The process of persuasion has been written about and studied in abundance since the times of Plato and Aristotle. However, comparatively little research has been done on resistance to persuasion. In fact, to this day, only two series of systematic studies on resistance to persuasion have been reported. The present study will be a logical extension of that research.
Early efforts to study resistance to persuasion focused on the effects of one-sided and two-sided communications. One-sided communications present arguments for a given point of view, without any mention of arguments for the opposing point of view or attempted refutation of them.
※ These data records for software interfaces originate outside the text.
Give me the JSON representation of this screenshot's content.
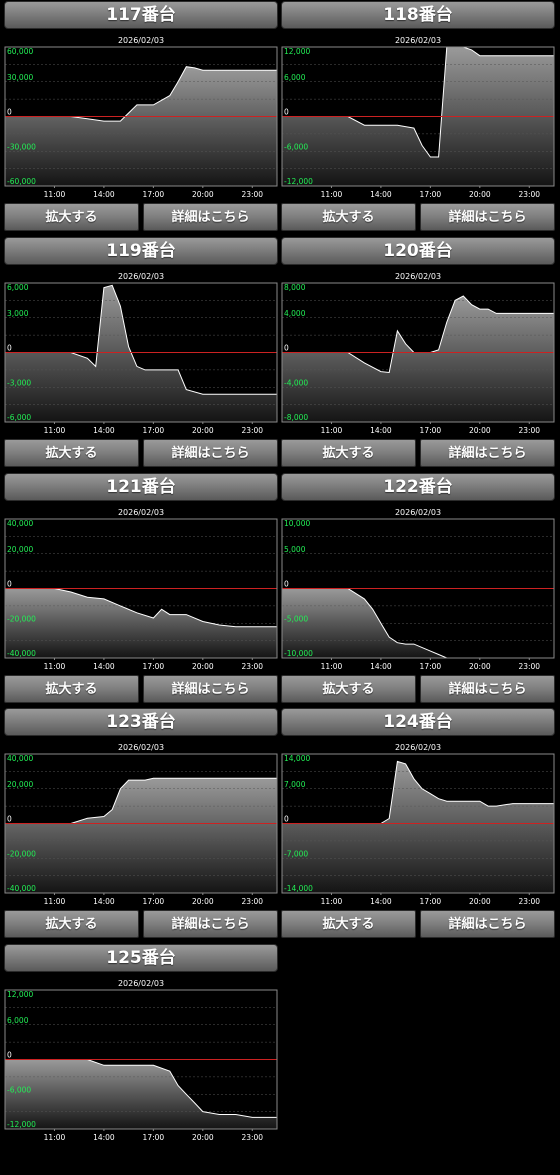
{
  "colors": {
    "axis_label": "#22ee55",
    "zero_line": "#cc2222",
    "background": "#000000",
    "area_top": "#9a9a9a",
    "area_bottom": "#141414",
    "line": "#ffffff"
  },
  "x_ticks": [
    "11:00",
    "14:00",
    "17:00",
    "20:00",
    "23:00"
  ],
  "x_tick_values": [
    11,
    14,
    17,
    20,
    23
  ],
  "x_range": [
    8,
    24.5
  ],
  "panels": [
    {
      "title": "117番台",
      "zoom_label": "拡大する",
      "detail_label": "詳細はこちら"
    },
    {
      "title": "118番台",
      "zoom_label": "拡大する",
      "detail_label": "詳細はこちら"
    },
    {
      "title": "119番台",
      "zoom_label": "拡大する",
      "detail_label": "詳細はこちら"
    },
    {
      "title": "120番台",
      "zoom_label": "拡大する",
      "detail_label": "詳細はこちら"
    },
    {
      "title": "121番台",
      "zoom_label": "拡大する",
      "detail_label": "詳細はこちら"
    },
    {
      "title": "122番台",
      "zoom_label": "拡大する",
      "detail_label": "詳細はこちら"
    },
    {
      "title": "123番台",
      "zoom_label": "拡大する",
      "detail_label": "詳細はこちら"
    },
    {
      "title": "124番台",
      "zoom_label": "拡大する",
      "detail_label": "詳細はこちら"
    },
    {
      "title": "125番台",
      "zoom_label": "拡大する",
      "detail_label": "詳細はこちら"
    }
  ],
  "chart_data": [
    {
      "type": "area",
      "title": "2026/02/03",
      "ylim": [
        -60000,
        60000
      ],
      "y_ticks": [
        "60,000",
        "30,000",
        "0",
        "-30,000",
        "-60,000"
      ],
      "y_tick_values": [
        60000,
        30000,
        0,
        -30000,
        -60000
      ],
      "x": [
        8,
        12,
        13,
        14,
        15,
        16,
        17,
        18,
        18.5,
        19,
        19.5,
        20,
        21,
        22,
        23,
        24,
        24.5
      ],
      "y": [
        0,
        0,
        -2000,
        -4000,
        -4000,
        10000,
        10000,
        18000,
        30000,
        43000,
        42000,
        40000,
        40000,
        40000,
        40000,
        40000,
        40000
      ]
    },
    {
      "type": "area",
      "title": "2026/02/03",
      "ylim": [
        -12000,
        12000
      ],
      "y_ticks": [
        "12,000",
        "6,000",
        "0",
        "-6,000",
        "-12,000"
      ],
      "y_tick_values": [
        12000,
        6000,
        0,
        -6000,
        -12000
      ],
      "x": [
        8,
        12,
        13,
        14,
        15,
        16,
        16.5,
        17,
        17.5,
        18,
        18.5,
        19,
        19.5,
        20,
        21,
        22,
        23,
        24,
        24.5
      ],
      "y": [
        0,
        0,
        -1500,
        -1500,
        -1500,
        -2000,
        -5000,
        -7000,
        -7000,
        12000,
        12000,
        12000,
        11500,
        10500,
        10500,
        10500,
        10500,
        10500,
        10500
      ]
    },
    {
      "type": "area",
      "title": "2026/02/03",
      "ylim": [
        -6000,
        6000
      ],
      "y_ticks": [
        "6,000",
        "3,000",
        "0",
        "-3,000",
        "-6,000"
      ],
      "y_tick_values": [
        6000,
        3000,
        0,
        -3000,
        -6000
      ],
      "x": [
        8,
        12,
        13,
        13.5,
        14,
        14.5,
        15,
        15.5,
        16,
        16.5,
        17,
        17.5,
        18,
        18.5,
        19,
        20,
        21,
        22,
        23,
        24,
        24.5
      ],
      "y": [
        0,
        0,
        -500,
        -1200,
        5600,
        5800,
        4000,
        500,
        -1200,
        -1500,
        -1500,
        -1500,
        -1500,
        -1500,
        -3200,
        -3600,
        -3600,
        -3600,
        -3600,
        -3600,
        -3600
      ]
    },
    {
      "type": "area",
      "title": "2026/02/03",
      "ylim": [
        -8000,
        8000
      ],
      "y_ticks": [
        "8,000",
        "4,000",
        "0",
        "-4,000",
        "-8,000"
      ],
      "y_tick_values": [
        8000,
        4000,
        0,
        -4000,
        -8000
      ],
      "x": [
        8,
        12,
        13,
        14,
        14.5,
        15,
        15.5,
        16,
        16.5,
        17,
        17.5,
        18,
        18.5,
        19,
        19.5,
        20,
        20.5,
        21,
        22,
        23,
        24,
        24.5
      ],
      "y": [
        0,
        0,
        -1200,
        -2200,
        -2300,
        2500,
        1000,
        0,
        0,
        0,
        300,
        3500,
        6000,
        6500,
        5500,
        5000,
        5000,
        4500,
        4500,
        4500,
        4500,
        4500
      ]
    },
    {
      "type": "area",
      "title": "2026/02/03",
      "ylim": [
        -40000,
        40000
      ],
      "y_ticks": [
        "40,000",
        "20,000",
        "0",
        "-20,000",
        "-40,000"
      ],
      "y_tick_values": [
        40000,
        20000,
        0,
        -20000,
        -40000
      ],
      "x": [
        8,
        11,
        12,
        13,
        14,
        15,
        16,
        17,
        17.5,
        18,
        19,
        20,
        21,
        22,
        23,
        24,
        24.5
      ],
      "y": [
        0,
        0,
        -2000,
        -5000,
        -6000,
        -10000,
        -14000,
        -17000,
        -12000,
        -15000,
        -15000,
        -19000,
        -21000,
        -22000,
        -22000,
        -22000,
        -22000
      ]
    },
    {
      "type": "area",
      "title": "2026/02/03",
      "ylim": [
        -10000,
        10000
      ],
      "y_ticks": [
        "10,000",
        "5,000",
        "0",
        "-5,000",
        "-10,000"
      ],
      "y_tick_values": [
        10000,
        5000,
        0,
        -5000,
        -10000
      ],
      "x": [
        8,
        12,
        13,
        13.5,
        14,
        14.5,
        15,
        15.5,
        16,
        17,
        17.5,
        18,
        19,
        20,
        21,
        22,
        23,
        24,
        24.5
      ],
      "y": [
        0,
        0,
        -1500,
        -3000,
        -5000,
        -7000,
        -7800,
        -8000,
        -8000,
        -9000,
        -9500,
        -10000,
        -10000,
        -10000,
        -10000,
        -10000,
        -10000,
        -10000,
        -10000
      ]
    },
    {
      "type": "area",
      "title": "2026/02/03",
      "ylim": [
        -40000,
        40000
      ],
      "y_ticks": [
        "40,000",
        "20,000",
        "0",
        "-20,000",
        "-40,000"
      ],
      "y_tick_values": [
        40000,
        20000,
        0,
        -20000,
        -40000
      ],
      "x": [
        8,
        12,
        13,
        13.5,
        14,
        14.5,
        15,
        15.5,
        16,
        16.5,
        17,
        18,
        19,
        20,
        21,
        22,
        23,
        24,
        24.5
      ],
      "y": [
        0,
        0,
        3000,
        3500,
        4000,
        8000,
        20000,
        25000,
        25000,
        25000,
        26000,
        26000,
        26000,
        26000,
        26000,
        26000,
        26000,
        26000,
        26000
      ]
    },
    {
      "type": "area",
      "title": "2026/02/03",
      "ylim": [
        -14000,
        14000
      ],
      "y_ticks": [
        "14,000",
        "7,000",
        "0",
        "-7,000",
        "-14,000"
      ],
      "y_tick_values": [
        14000,
        7000,
        0,
        -7000,
        -14000
      ],
      "x": [
        8,
        13,
        14,
        14.5,
        15,
        15.5,
        16,
        16.5,
        17,
        17.5,
        18,
        19,
        20,
        20.5,
        21,
        22,
        23,
        24,
        24.5
      ],
      "y": [
        0,
        0,
        0,
        1000,
        12500,
        12000,
        9000,
        7000,
        6000,
        5000,
        4500,
        4500,
        4500,
        3500,
        3500,
        4000,
        4000,
        4000,
        4000
      ]
    },
    {
      "type": "area",
      "title": "2026/02/03",
      "ylim": [
        -12000,
        12000
      ],
      "y_ticks": [
        "12,000",
        "6,000",
        "0",
        "-6,000",
        "-12,000"
      ],
      "y_tick_values": [
        12000,
        6000,
        0,
        -6000,
        -12000
      ],
      "x": [
        8,
        12,
        13,
        14,
        15,
        16,
        17,
        18,
        18.5,
        19,
        19.5,
        20,
        21,
        22,
        23,
        24,
        24.5
      ],
      "y": [
        0,
        0,
        0,
        -1000,
        -1000,
        -1000,
        -1000,
        -2000,
        -4500,
        -6000,
        -7500,
        -9000,
        -9500,
        -9500,
        -10000,
        -10000,
        -10000
      ]
    }
  ]
}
Two-sided communications present arguments for a given point of view, then go on to enumerate and at least partially refute arguments for the opposing point of view (Insko, 1962).
Master of Arts (M.A.)
College of Arts and Sciences
Length of Campus-only Access
Masters Thesis (Open Access)
Jeye, Peter A., "The Effects of Threat to One's Belief on Stimulus of Belief Supporting Arguments" (1982). Retrospective Theses and Dissertations. 638.